Once you have determined what species you should target it’s time to focus on where. By combining the wind with tide level your search for fishing locations begins to narrow. Where can you go and where can the fish go based on tide and wind? Let’s assume my least favorite scenario, Mother Nature dealt the ace, high wind and low tide. Scratch off trout because of high wind, focus on reds and drum. They have a tendency to always stay shallow regardless of tide level. Reds and drum are forced into cuts, guts, and depressions sometimes even becoming trapped. The trick is getting to these locations in a boat and sometimes wade fishing into them is the answer. Let’s assume the opposite, high tides and light wind. I tend to scratch off reds and drum and focus on the fair weather trout on flooded shorelines and mid-bay reefs. Allow the wind and tide to help you determine location with respect to species.
As mentioned before spring is a time of change and this includes fish diet. Determining what bait or lure to use is another important factor to consider. During the spring to summer transition as water temperature warms, redfish will tend to shift their diet away from shrimp to bait fish such as mullet, perch and sometimes croaker. The same goes for trout as they shift from shrimp to mullet, croaker and perch. The bait or lure you choose should mimic what they are feeding on. Easier said than done when every day is different. I personally use live shrimp for trout until the average size of croaker becomes 3-4 inches long consistently. For reds I gradually transition from shrimp to cut and live mullet as the water warms. Cut shad, cut perch and sea lice (mantis shrimp) are also popular spring time baits for reds and some days I take multiple types. Just as quickly as conditions change so does diet, so don’t forget to purchase your insurance.

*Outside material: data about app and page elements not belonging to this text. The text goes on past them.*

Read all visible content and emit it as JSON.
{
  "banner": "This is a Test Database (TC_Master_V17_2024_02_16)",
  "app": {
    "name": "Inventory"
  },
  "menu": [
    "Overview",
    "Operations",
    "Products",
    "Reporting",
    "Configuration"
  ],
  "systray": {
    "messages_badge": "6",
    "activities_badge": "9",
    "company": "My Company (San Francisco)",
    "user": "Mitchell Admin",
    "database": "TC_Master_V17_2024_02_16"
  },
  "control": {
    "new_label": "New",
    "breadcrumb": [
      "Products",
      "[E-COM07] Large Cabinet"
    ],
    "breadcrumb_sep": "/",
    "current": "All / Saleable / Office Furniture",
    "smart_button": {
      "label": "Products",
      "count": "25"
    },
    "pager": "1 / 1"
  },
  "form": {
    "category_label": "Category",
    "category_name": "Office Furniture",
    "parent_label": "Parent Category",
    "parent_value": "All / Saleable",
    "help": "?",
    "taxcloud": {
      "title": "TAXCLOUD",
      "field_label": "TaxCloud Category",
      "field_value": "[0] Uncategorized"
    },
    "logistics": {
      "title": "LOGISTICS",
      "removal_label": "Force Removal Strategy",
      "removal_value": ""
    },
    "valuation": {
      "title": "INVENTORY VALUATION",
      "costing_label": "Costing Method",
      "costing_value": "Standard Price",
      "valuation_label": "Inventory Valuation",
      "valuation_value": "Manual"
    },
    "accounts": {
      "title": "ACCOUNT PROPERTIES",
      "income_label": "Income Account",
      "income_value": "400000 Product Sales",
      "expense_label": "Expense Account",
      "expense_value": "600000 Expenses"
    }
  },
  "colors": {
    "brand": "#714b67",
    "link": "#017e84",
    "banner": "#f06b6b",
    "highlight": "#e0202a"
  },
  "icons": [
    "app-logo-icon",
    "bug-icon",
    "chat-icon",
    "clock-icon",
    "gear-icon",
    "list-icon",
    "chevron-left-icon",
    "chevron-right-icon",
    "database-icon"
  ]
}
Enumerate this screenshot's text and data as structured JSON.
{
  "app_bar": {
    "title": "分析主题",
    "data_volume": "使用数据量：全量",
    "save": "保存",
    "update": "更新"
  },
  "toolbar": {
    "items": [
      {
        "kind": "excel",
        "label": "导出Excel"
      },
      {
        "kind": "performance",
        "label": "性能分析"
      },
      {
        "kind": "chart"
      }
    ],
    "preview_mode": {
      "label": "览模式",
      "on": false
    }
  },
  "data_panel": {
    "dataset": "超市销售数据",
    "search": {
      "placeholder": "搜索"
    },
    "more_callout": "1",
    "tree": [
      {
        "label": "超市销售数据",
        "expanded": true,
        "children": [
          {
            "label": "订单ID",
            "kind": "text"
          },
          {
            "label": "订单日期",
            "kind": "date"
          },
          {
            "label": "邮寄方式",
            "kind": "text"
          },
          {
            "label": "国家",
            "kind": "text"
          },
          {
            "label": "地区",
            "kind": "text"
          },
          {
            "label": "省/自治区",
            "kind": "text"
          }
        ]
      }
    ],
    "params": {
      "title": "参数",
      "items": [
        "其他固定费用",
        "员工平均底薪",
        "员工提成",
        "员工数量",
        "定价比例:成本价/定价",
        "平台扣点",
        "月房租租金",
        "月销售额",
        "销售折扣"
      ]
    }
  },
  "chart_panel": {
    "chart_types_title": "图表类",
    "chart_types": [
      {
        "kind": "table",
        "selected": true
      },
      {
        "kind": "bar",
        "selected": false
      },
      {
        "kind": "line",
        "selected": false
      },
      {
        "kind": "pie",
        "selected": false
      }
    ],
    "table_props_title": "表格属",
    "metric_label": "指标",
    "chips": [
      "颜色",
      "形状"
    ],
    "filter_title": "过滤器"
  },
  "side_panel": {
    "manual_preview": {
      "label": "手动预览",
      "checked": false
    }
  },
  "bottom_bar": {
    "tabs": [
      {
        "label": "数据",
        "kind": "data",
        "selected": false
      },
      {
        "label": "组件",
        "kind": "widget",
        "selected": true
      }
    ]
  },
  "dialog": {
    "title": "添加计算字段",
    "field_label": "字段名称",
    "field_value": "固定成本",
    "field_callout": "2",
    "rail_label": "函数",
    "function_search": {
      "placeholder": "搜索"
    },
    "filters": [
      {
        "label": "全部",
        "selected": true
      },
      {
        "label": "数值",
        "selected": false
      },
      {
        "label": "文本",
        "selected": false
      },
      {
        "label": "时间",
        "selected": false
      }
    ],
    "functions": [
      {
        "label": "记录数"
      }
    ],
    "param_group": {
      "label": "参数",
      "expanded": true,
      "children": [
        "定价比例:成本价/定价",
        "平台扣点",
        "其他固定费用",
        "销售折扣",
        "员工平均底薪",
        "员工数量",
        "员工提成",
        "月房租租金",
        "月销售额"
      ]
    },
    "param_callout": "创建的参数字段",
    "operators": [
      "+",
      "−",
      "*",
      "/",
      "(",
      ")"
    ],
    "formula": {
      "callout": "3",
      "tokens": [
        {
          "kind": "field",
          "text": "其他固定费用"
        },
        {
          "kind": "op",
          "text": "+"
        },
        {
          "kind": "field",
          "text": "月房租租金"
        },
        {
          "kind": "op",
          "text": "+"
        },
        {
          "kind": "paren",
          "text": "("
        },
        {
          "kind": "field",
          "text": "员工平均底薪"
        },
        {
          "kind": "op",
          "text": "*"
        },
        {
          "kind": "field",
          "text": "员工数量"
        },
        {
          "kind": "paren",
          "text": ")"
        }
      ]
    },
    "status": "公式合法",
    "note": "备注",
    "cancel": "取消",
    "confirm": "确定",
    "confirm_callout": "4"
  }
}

Change is always occurring. Still surrounded by my spilt box of fishing toys I look at the Dr. Seuss like half trees that somehow survived hurricane Harvey and sprouted branches with leaves growing in mysterious directions. An ominous and ghostly whistling sound sings to me from beneath the tiny gap under my door telling me that the wind has begun to shift from north to east and soon to south. A humming bird landed on the tip of my fishing pole the other day in the middle of San Antonio bay. It’s not often that you see a humming bird stop flying, and to land on the tip of my fishing pole surrounded by dead calm glassy water… An omen maybe? If nothing else it was a beautiful sight and we caught fish shortly after. We were fortunate enough to play our cards right that day; basic strategy with some modification did the trick. I will clean up my mess for now but I’m sure that tomorrow will lead to another as everything changes again.
Thus far, 2018 has been a great year for fishing. Over the next few month’s speckled trout, redfish, drum and flounder will occupy the spotlight but many other species rest backstage. Sharks, kingfish, cobia, Jacks and snapper are all possibilities as summer approaches. I’m truly blessed to share my passion with others and look forward to the coming months. Whether you are interested in learning, or just relaxing and having a good time while catching some fish give me a shout!
-Capt. Johan Coombs
“You can’t stop the future, you can’t rewind the past. The only way to learn the secret… is to press play.”